Increasing the pixel count of the D5 by 25% in comparison with the 16MP D4S enables the new camera to capture more detail than the model it replaces. And although our lab tests indicate that this has a slightly negative impact upon the dynamic range and the signal to noise ratio in raw files, high sensitivity images look very slightly better.
That said, I'd still recommend steering clear of values above ISO102,400, and certainly above ISO409,600 or higher unless it's imperative to get an image and quality isn't a major concern.
The D5 has the type of build we expect from a professional-level camera, and while the control arrangement isn't perfect, existing D4S users will find it easy to swap between models. The touchscreen is a useful addition when reviewing images, but it would have been nice if Nikon had made a bit more use of this feature.
Even in low light the D5's autofocusing system is extremely capable, and it's possible to get long sequences of sharp images of fast-moving subjects.
As well as providing more room for a larger battery, the purpose of the vertical grip on twin-gripped cameras is to make them easier to hold and operate when shooting portrait-format images. The D5's vertical grip goes some way to achieving this, but it's not as successful as the Canon 1DX Mk II's implementation.
The AF controller (aka sub-selector) isn't in the same location relative to the grip, so as you swap from horizontal to upright shooting you find yourself reaching towards the wrong place. This is something D4S photographers will be well used to, and which most will have adapted to, but it's not ideal. Nikon could also do with rethinking some of the interface to make key features easier to find and adjust quickly.
The counter argument to these handling issues is that the D5 has been kept the same to make it easier for working photographers to upgrade from the D4S, or keep their D4S as a second body to the D5. But if that's the case, does that mean we can never have any handling improvements?
The D5's limited 4K recording capability is disappointing, and it rules the camera out for many photographers wishing to shoot both stills and video professionally. This may change if the promised firmware upgrade arrives soon.
The Nikon D5 is a great camera and a worthwhile upgrade to the D4S, but there are a few niggles that if addressed could make it an absolute belter. The top sensitivity expansion settings are headline-grabbing and largely useless to most photographers, but the image quality in the native sensitivity range is high, provided you keep an eye on the exposure.
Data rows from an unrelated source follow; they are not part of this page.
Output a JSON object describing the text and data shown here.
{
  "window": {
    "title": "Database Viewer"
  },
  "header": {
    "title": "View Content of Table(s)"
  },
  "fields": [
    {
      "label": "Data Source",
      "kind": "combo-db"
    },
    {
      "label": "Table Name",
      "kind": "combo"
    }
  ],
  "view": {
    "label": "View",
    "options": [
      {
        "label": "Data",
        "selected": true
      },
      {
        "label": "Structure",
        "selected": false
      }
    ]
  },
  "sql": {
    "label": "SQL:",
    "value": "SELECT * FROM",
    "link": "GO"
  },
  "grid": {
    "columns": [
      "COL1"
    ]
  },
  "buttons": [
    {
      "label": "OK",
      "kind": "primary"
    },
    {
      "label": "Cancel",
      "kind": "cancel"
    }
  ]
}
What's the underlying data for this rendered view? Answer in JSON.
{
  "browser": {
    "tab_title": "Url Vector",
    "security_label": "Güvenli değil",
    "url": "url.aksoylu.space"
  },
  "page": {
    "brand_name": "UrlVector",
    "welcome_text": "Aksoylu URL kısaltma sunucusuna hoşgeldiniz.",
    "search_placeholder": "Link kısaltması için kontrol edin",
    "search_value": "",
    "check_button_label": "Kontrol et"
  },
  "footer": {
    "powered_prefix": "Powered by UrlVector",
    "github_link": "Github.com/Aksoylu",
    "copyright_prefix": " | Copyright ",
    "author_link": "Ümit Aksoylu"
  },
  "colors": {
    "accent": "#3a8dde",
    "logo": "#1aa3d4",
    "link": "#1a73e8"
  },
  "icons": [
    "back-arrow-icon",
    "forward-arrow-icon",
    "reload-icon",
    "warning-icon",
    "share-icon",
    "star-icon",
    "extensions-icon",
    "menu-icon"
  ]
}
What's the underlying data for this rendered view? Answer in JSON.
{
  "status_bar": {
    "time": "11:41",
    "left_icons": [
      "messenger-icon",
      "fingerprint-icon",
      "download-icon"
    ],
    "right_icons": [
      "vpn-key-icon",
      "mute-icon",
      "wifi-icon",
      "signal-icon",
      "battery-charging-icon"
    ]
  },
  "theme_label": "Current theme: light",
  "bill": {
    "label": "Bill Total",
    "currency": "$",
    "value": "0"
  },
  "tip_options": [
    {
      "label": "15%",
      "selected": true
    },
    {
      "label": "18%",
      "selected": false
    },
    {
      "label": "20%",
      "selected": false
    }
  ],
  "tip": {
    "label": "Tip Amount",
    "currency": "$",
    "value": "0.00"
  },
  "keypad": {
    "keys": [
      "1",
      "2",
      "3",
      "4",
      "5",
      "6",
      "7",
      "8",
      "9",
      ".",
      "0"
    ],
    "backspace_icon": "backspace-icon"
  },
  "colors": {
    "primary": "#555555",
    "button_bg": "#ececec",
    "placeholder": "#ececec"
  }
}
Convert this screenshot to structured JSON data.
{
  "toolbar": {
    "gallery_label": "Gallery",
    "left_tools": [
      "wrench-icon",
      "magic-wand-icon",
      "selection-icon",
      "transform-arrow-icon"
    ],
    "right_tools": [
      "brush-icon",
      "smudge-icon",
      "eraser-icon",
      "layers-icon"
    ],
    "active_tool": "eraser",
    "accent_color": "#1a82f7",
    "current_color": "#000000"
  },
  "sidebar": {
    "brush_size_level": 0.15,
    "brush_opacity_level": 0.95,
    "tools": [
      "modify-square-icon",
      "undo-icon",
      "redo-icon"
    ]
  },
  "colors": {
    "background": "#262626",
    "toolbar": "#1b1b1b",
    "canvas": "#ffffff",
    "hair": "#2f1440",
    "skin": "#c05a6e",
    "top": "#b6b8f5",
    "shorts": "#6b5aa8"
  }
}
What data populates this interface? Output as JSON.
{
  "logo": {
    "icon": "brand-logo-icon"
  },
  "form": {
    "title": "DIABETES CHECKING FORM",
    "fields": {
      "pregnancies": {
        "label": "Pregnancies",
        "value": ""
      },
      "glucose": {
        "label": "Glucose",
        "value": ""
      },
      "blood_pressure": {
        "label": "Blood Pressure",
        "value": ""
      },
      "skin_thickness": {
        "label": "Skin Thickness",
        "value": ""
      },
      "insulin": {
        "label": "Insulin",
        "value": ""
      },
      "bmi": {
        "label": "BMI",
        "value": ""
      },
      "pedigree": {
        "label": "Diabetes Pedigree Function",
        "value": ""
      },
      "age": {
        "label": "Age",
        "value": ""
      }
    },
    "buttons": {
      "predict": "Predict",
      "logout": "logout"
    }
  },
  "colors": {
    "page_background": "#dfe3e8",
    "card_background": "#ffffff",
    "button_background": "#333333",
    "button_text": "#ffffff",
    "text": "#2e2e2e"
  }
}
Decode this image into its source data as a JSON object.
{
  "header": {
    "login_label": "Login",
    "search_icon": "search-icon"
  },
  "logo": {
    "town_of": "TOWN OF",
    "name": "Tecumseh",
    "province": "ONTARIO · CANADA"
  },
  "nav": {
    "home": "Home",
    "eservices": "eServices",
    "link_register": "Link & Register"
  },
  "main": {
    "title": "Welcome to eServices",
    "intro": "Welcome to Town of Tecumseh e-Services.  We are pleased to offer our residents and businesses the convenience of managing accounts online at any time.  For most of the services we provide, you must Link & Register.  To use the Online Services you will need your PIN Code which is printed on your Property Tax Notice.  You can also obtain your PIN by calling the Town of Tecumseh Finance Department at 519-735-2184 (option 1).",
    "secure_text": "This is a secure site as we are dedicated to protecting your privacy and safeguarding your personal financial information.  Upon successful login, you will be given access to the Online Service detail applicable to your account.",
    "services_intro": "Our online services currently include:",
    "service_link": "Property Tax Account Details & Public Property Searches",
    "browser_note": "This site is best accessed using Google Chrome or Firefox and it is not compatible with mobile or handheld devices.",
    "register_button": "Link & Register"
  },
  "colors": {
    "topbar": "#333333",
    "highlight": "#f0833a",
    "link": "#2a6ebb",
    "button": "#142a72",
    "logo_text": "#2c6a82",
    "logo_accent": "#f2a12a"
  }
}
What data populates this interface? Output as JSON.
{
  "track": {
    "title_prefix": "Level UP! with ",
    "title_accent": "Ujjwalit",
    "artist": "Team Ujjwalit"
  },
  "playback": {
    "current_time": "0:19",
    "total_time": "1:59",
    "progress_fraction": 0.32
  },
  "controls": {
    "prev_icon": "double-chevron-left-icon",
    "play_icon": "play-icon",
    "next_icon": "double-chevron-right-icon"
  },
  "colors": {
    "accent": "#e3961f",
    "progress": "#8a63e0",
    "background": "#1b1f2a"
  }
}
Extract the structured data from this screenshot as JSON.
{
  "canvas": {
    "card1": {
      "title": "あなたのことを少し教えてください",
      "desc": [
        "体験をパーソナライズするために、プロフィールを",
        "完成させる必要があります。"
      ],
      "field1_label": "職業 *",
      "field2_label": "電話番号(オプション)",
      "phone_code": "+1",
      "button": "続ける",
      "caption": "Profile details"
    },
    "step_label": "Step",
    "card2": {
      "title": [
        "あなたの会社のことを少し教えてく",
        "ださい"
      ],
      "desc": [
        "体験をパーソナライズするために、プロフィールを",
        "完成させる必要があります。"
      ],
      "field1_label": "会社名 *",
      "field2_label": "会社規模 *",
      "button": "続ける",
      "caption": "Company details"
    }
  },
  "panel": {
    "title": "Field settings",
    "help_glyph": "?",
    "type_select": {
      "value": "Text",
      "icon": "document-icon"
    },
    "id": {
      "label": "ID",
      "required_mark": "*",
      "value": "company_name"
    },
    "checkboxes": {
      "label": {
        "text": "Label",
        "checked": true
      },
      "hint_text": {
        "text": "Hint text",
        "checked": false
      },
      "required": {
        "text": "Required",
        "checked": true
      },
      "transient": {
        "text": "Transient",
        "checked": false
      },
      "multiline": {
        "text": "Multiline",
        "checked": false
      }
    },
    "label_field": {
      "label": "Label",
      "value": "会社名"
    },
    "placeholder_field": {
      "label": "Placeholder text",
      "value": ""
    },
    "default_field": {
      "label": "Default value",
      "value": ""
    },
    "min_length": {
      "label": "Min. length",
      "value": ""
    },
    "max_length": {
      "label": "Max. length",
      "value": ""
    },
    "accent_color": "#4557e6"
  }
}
Autofocusing is blisteringly fast, and able to keep up with fast-moving subjects and a continuous shooting speed of 12 frames per second, making the D5 a great choice for professional photographers looking to shoot this summer's Olympic games – but a few may look enviously at their Canon-toting colleagues, who have better video capability and more streamlined handling.